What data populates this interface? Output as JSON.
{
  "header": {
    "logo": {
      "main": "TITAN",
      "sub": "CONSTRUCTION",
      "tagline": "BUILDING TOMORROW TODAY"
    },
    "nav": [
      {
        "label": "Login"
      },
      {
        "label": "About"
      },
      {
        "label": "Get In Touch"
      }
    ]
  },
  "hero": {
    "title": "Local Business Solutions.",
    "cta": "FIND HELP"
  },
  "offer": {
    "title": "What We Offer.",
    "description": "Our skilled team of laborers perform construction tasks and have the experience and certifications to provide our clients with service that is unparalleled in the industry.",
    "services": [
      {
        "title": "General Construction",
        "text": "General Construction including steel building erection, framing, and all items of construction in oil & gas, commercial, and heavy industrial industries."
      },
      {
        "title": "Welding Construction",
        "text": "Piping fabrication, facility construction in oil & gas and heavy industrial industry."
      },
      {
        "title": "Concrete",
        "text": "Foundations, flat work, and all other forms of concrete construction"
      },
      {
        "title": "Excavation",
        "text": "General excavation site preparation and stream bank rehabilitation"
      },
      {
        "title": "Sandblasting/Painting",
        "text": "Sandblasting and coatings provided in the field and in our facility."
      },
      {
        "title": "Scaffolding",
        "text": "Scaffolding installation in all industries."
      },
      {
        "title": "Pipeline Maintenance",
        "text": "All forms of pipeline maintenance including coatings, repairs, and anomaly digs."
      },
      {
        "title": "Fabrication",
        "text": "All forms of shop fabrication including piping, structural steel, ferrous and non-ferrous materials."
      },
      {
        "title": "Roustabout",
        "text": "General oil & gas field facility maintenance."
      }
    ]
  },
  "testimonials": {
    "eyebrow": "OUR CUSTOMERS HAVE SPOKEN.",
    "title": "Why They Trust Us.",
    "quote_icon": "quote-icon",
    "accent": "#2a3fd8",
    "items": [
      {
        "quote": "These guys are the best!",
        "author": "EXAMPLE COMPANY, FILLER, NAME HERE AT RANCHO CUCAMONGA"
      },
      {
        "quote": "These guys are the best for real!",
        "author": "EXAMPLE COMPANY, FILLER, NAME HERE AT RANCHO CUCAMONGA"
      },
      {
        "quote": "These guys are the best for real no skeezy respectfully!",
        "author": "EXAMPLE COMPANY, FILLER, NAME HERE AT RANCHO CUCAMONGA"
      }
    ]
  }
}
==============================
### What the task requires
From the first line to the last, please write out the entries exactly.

### Answer
What data populates this interface? Output as JSON.
{
  "header": {
    "logo": {
      "main": "TITAN",
      "sub": "CONSTRUCTION",
      "tagline": "BUILDING TOMORROW TODAY"
    },
    "nav": [
      {
        "label": "Login"
      },
      {
        "label": "About"
      },
      {
        "label": "Get In Touch"
      }
    ]
  },
  "hero": {
    "title": "Local Business Solutions.",
    "cta": "FIND HELP"
  },
  "offer": {
    "title": "What We Offer.",
    "description": "Our skilled team of laborers perform construction tasks and have the experience and certifications to provide our clients with service that is unparalleled in the industry.",
    "services": [
      {
        "title": "General Construction",
        "text": "General Construction including steel building erection, framing, and all items of construction in oil & gas, commercial, and heavy industrial industries."
      },
      {
        "title": "Welding Construction",
        "text": "Piping fabrication, facility construction in oil & gas and heavy industrial industry."
      },
      {
        "title": "Concrete",
        "text": "Foundations, flat work, and all other forms of concrete construction"
      },
      {
        "title": "Excavation",
        "text": "General excavation site preparation and stream bank rehabilitation"
      },
      {
        "title": "Sandblasting/Painting",
        "text": "Sandblasting and coatings provided in the field and in our facility."
      },
      {
        "title": "Scaffolding",
        "text": "Scaffolding installation in all industries."
      },
      {
        "title": "Pipeline Maintenance",
        "text": "All forms of pipeline maintenance including coatings, repairs, and anomaly digs."
      },
      {
        "title": "Fabrication",
        "text": "All forms of shop fabrication including piping, structural steel, ferrous and non-ferrous materials."
      },
      {
        "title": "Roustabout",
        "text": "General oil & gas field facility maintenance."
      }
    ]
  },
  "testimonials": {
    "eyebrow": "OUR CUSTOMERS HAVE SPOKEN.",
    "title": "Why They Trust Us.",
    "quote_icon": "quote-icon",
    "accent": "#2a3fd8",
    "items": [
      {
        "quote": "These guys are the best!",
        "author": "EXAMPLE COMPANY, FILLER, NAME HERE AT RANCHO CUCAMONGA"
      },
      {
        "quote": "These guys are the best for real!",
        "author": "EXAMPLE COMPANY, FILLER, NAME HERE AT RANCHO CUCAMONGA"
      },
      {
        "quote": "These guys are the best for real no skeezy respectfully!",
        "author": "EXAMPLE COMPANY, FILLER, NAME HERE AT RANCHO CUCAMONGA"
      }
    ]
  }
}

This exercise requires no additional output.